Former Town of Hempstead Councilman Edward Ambrosino was sentenced on Nov. 15 to six months in prison and three years of supervised release for tax evasion.
He was also ordered by a federal judge to pay $700,000 in restitution to his former law firm, from which he had diverted earnings, and more than $255,000 to the Internal Revenue Service.
Ambrosino, a Republican from Valley Stream, had served on the Town Board since 2003, representing the 2nd Council District — which, among other communities, includes East Meadow, Elmont, Franklin Square and West Hempstead.
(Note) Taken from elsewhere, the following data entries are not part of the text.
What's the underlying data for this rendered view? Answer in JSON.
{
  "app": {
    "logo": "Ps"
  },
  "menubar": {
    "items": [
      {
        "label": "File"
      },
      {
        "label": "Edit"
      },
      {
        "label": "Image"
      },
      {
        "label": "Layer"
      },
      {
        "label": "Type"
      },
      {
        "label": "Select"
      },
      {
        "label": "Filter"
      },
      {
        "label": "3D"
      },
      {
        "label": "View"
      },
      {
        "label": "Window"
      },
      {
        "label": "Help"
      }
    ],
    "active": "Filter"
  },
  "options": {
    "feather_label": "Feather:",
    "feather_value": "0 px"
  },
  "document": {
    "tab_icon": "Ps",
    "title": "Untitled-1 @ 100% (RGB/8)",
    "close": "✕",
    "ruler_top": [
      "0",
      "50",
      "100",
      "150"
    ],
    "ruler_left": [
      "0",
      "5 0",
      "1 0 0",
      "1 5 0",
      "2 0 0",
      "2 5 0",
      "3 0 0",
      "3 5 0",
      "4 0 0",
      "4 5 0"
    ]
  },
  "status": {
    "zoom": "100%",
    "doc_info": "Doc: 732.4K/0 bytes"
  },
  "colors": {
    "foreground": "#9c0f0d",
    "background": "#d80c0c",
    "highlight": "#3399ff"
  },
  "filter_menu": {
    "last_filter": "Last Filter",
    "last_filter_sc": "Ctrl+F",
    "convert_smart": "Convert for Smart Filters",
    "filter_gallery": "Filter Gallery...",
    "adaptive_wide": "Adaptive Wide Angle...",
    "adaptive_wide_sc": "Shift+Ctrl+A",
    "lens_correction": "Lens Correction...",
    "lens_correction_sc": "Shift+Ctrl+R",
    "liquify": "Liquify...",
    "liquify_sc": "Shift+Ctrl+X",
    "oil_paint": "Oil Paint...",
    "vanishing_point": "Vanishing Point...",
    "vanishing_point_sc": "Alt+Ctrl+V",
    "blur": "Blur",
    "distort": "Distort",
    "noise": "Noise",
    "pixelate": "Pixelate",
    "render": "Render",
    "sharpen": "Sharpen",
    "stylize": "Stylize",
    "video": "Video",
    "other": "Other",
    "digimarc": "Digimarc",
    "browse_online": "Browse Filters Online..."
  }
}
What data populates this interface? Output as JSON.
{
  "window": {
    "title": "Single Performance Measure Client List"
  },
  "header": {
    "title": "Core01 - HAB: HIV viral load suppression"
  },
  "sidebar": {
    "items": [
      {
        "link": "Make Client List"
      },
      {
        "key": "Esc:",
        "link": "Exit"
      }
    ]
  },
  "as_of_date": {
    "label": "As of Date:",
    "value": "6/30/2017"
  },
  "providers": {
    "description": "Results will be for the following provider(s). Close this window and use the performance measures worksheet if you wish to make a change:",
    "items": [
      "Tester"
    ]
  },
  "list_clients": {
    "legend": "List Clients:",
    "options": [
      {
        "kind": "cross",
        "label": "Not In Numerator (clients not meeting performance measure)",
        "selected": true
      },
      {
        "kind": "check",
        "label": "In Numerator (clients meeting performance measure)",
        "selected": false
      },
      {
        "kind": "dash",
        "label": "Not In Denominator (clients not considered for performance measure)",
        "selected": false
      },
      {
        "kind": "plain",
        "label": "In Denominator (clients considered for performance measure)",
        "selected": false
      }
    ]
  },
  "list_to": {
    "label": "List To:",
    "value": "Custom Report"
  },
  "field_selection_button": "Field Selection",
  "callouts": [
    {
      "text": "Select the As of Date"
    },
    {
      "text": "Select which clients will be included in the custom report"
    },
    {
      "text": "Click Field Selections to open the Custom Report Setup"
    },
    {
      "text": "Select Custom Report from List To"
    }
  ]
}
He was arrested in 2017 and charged with eight counts of wire fraud, tax evasion, making and subscribing to false corporate tax returns, and failing to file a return or pay taxes related to his legal work for the Nassau County Industrial Development Agency and the county Local Economic Assistance Corporation, according to the indictment. The wire fraud charge was ultimately dropped.
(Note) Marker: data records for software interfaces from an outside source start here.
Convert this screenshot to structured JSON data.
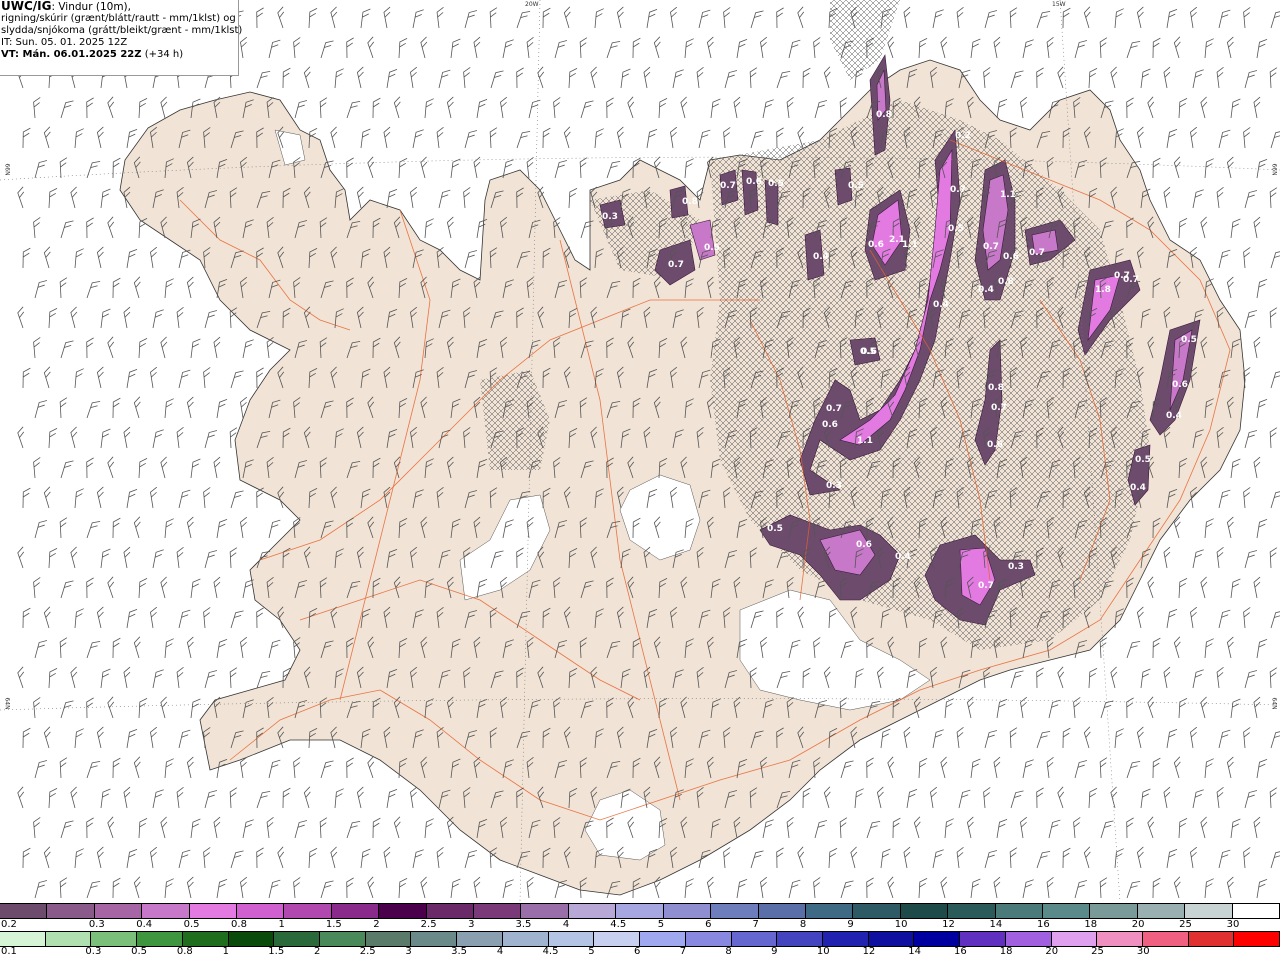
{
  "header": {
    "title_bold": "UWC/IG",
    "title_rest": ": Vindur (10m),",
    "line2": "rigning/skúrir (grænt/blátt/rautt - mm/1klst) og",
    "line3": "slydda/snjókoma (grátt/bleikt/grænt - mm/1klst)",
    "issue_time": "IT: Sun. 05. 01. 2025 12Z",
    "valid_label": "VT: Mán. 06.01.2025 22Z",
    "valid_offset": "(+34 h)"
  },
  "grid_labels": [
    "20W",
    "15W",
    "66N",
    "66N",
    "64N",
    "64N"
  ],
  "precip_labels": [
    "0.8",
    "0.7",
    "0.6",
    "0.5",
    "0.4",
    "0.3",
    "0.5",
    "0.7",
    "0.8",
    "1.1",
    "0.5",
    "0.7",
    "0.2",
    "0.5",
    "0.6",
    "2.1",
    "1.1",
    "0.7",
    "0.7",
    "0.6",
    "0.4",
    "0.8",
    "0.7",
    "1.8",
    "0.7",
    "0.5",
    "0.6",
    "0.4",
    "0.8",
    "0.7",
    "0.6",
    "0.5",
    "0.4",
    "0.4",
    "1.1",
    "0.3",
    "0.5",
    "0.6",
    "0.4",
    "0.7",
    "0.3",
    "0.6",
    "0.5",
    "0.7",
    "0.6"
  ],
  "legend_snow": {
    "colors": [
      "#6d4b6d",
      "#8a5a8a",
      "#a666a6",
      "#c878c8",
      "#e27ae2",
      "#d060d0",
      "#b048b0",
      "#8a2a8a",
      "#4a004a",
      "#6a2a6a",
      "#7a3a7a",
      "#9a6ea8",
      "#b8a8d8",
      "#a6a6e0",
      "#8e8ed0",
      "#6e7ebc",
      "#5a6ea8",
      "#3e6a86",
      "#2e5a66",
      "#1e4a4a",
      "#2a5a5a",
      "#4a7a7a",
      "#5a8a8a",
      "#7a9a9a",
      "#9ab0b0",
      "#c8d4d4",
      "#ffffff"
    ],
    "labels": [
      "0.2",
      "0.3",
      "0.4",
      "0.5",
      "0.8",
      "1",
      "1.5",
      "2",
      "2.5",
      "3",
      "3.5",
      "4",
      "4.5",
      "5",
      "6",
      "7",
      "8",
      "9",
      "10",
      "12",
      "14",
      "16",
      "18",
      "20",
      "25",
      "30"
    ]
  },
  "legend_rain": {
    "colors": [
      "#d6f5d6",
      "#b0e0b0",
      "#7ac07a",
      "#3e963e",
      "#1e6e1e",
      "#0a4a0a",
      "#2a6a3a",
      "#4a8a5a",
      "#5a7a6a",
      "#6a8a8a",
      "#8aa0b0",
      "#a0b4d0",
      "#b4c4e4",
      "#c8d0f0",
      "#a0a8f0",
      "#8888e0",
      "#6666d0",
      "#4444c0",
      "#2222b0",
      "#1010a0",
      "#0000a0",
      "#6030c0",
      "#a060e0",
      "#e0a0f0",
      "#f090c0",
      "#f06080",
      "#e03030",
      "#ff0000"
    ],
    "labels": [
      "0.1",
      "0.3",
      "0.5",
      "0.8",
      "1",
      "1.5",
      "2",
      "2.5",
      "3",
      "3.5",
      "4",
      "4.5",
      "5",
      "6",
      "7",
      "8",
      "9",
      "10",
      "12",
      "14",
      "16",
      "18",
      "20",
      "25",
      "30"
    ]
  }
}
Prosecutors had outlined a scheme in which from 2013 to 2015, Ambrosino had diverted more than $800,000 in legal fees owed to his former law firm, which while not identified in court documents, has been confirmed to be the Uniondale-based Ruskin Moscou Faltischek, where he worked from 2001 to 2016. He faced up to two and a half years in prison under federal guidelines.
Ambrosino pleaded guilty to a single count of tax evasion related to his failure to claim roughly $335,000 in funds that he had diverted for the 2014 tax year. He said in court at the time that he had knowingly omitted income on a tax form, and was ordered to pay restitution up to $1 million to the state and federal governments, and resigned from his seat on the Hempstead Town Board.
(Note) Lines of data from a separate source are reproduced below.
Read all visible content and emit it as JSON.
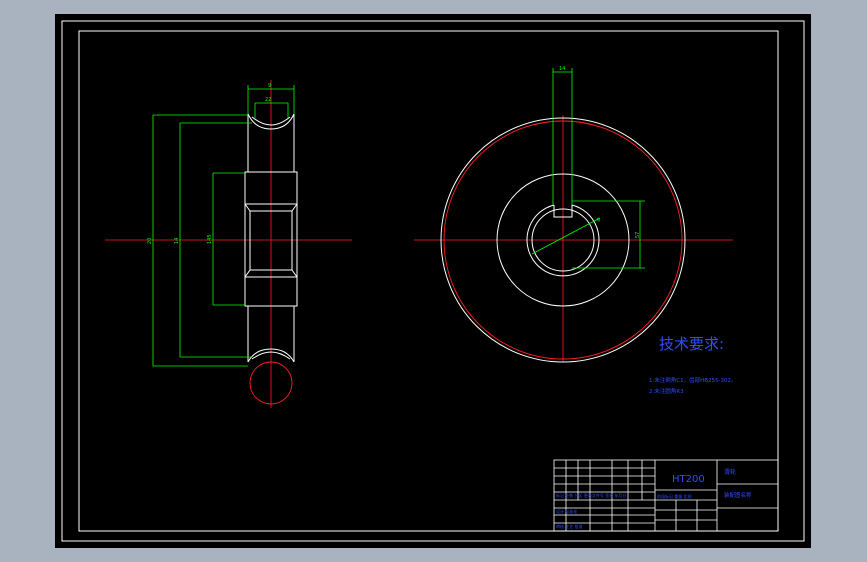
{
  "colors": {
    "background": "#a9b3bf",
    "sheet": "#000000",
    "border": "#ffffff",
    "outline": "#ffffff",
    "centerline": "#ff2020",
    "dimension": "#00ff00",
    "note_text": "#2f4dff",
    "title_block_text": "#2f4dff"
  },
  "drawing": {
    "side_view": {
      "dims": {
        "top_width": "9",
        "top_inner": "22",
        "dia_outer": "20",
        "dia_mid": "14",
        "dia_hub": "145"
      }
    },
    "front_view": {
      "dims": {
        "keyway_width": "14",
        "bore_dia": "6",
        "keyway_depth": "57"
      }
    }
  },
  "technical_requirements": {
    "title": "技术要求:",
    "lines": [
      "1.未注倒角C1，齿部HB255-302。",
      "2.未注圆角R3"
    ]
  },
  "title_block": {
    "material": "HT200",
    "part_name": "滑轮",
    "company": "装配图名称",
    "labels": {
      "row1": "标记 处数 分区 更改文件号 签名 年月日",
      "row2": "阶段标记 重量 比例",
      "row3": "设计 标准化",
      "row4": "审核 工艺 批准"
    }
  }
}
“Ambrosino, a licensed attorney and elected official charged with levying taxes, abused his positions of trust and was himself a tax cheat,” U.S. Attorney Richard Donoghue said in a statement. “This is yet another example of a public official on Long Island breaking the law, this time by failing to pay his fair share of taxes like every other citizen.”
The federal government had petitioned Judge Johanna Seybert to sentence Ambrosino to 30 to 37 months in prison, according to court documents, which cite the plea deal that he entered into in April. But a letter that James Drucker, the attorney representing Ambrosino, sent to the judge argued that the sentencing should be reduced because there was no actual loss of tax dollars, and the wire fraud charge was dropped.
Additionally, he argued that Ambrosino was targeted due to his relationships with other former government officials who were under investigation by the U.S. Attorney’s Office. Ambrosino had served as special counsel and a financial partner of former County Executive Edward Mangano, who is scheduled to be sentenced on corruption charges next month.
“In all likelihood, the U.S. Attorney believed or hoped that Mr. Ambrosino would be willing and able to ‘flip’ and cooperate against some of these other targets,” Drucker wrote in the letter on Nov. 7. “That did not prove to be the case.”
Drucker continued to write that Judge Johanna Seybert should “understand how his conduct would have been treated were he not a politician.”
Following the ruling that Ambrosino would only have to serve six months, Drucker said he “thought the sentence was fair and appropriate,” adding that Ambrosino was “not a corrupt politician,” but was instead “a politician who violated tax laws.”